Given entries below:

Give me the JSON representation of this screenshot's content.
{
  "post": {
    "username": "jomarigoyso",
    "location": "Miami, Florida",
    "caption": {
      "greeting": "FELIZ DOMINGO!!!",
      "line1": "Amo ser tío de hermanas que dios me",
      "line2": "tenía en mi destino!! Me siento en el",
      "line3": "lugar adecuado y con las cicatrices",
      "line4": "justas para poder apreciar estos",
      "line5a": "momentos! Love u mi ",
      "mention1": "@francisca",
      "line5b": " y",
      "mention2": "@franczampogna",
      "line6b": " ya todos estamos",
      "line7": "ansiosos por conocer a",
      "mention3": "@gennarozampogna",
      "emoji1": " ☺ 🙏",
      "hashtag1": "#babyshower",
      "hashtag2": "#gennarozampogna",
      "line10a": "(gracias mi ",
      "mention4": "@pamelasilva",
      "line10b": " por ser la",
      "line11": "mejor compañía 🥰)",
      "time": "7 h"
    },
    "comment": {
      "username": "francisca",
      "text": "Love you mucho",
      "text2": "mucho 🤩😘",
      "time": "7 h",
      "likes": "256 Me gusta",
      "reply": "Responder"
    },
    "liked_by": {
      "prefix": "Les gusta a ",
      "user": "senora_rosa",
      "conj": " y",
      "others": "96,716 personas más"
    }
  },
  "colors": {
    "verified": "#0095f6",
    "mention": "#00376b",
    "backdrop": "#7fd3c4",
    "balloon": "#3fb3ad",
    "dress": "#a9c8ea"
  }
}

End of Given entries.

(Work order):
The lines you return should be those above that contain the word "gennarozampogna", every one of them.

(Expected output):
      "mention3": "@gennarozampogna",
      "hashtag2": "#gennarozampogna",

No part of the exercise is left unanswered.